### Exercise goal
In the listing below, find each line holding "Editar" and copy it.
|---|
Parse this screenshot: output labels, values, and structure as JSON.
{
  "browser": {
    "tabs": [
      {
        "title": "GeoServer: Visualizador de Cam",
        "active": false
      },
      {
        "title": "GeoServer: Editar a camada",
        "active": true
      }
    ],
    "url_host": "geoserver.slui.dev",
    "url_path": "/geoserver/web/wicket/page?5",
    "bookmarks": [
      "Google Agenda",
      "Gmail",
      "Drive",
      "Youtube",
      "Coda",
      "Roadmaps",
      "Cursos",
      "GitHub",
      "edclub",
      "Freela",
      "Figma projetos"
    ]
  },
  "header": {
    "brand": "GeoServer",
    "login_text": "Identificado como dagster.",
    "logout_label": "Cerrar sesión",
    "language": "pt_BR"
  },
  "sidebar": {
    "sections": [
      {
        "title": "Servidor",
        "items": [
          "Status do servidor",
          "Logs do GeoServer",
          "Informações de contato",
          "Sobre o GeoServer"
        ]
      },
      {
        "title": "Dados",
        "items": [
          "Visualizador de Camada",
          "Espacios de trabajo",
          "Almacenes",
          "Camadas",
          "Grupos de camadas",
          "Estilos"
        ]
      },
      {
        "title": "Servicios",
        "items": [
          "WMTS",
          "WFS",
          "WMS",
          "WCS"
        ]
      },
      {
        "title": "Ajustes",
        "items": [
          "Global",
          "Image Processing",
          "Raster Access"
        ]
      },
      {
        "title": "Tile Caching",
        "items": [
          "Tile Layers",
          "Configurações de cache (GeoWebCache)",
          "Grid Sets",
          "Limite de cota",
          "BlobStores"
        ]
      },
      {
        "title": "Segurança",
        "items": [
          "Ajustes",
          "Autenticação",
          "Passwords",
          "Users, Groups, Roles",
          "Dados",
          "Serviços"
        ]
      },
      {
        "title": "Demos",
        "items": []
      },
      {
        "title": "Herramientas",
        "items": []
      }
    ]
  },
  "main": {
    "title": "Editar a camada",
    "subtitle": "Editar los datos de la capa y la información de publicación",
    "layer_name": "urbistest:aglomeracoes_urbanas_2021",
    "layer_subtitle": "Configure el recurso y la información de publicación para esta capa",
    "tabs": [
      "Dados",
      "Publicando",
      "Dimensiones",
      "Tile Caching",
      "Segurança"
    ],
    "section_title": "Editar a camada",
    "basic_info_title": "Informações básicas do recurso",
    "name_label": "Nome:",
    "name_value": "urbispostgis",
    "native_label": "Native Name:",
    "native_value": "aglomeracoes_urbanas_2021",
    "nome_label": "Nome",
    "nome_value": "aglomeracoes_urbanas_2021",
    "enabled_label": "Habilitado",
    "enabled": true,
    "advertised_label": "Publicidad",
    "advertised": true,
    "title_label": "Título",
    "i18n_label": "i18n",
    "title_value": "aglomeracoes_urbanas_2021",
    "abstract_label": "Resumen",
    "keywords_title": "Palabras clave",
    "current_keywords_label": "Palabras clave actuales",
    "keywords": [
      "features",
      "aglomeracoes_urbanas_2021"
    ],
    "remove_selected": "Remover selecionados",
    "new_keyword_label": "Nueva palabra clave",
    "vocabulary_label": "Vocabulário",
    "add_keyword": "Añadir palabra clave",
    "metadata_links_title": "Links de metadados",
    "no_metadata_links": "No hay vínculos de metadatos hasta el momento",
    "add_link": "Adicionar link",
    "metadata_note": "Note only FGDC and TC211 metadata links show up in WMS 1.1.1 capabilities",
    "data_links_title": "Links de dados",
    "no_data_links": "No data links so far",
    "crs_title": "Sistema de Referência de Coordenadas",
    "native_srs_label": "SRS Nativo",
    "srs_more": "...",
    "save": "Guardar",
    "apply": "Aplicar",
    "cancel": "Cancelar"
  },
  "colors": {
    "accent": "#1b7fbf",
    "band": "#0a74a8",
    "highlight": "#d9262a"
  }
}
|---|
### Your response
        "title": "GeoServer: Editar a camada",
    "title": "Editar a camada",
    "subtitle": "Editar los datos de la capa y la información de publicación",
    "section_title": "Editar a camada",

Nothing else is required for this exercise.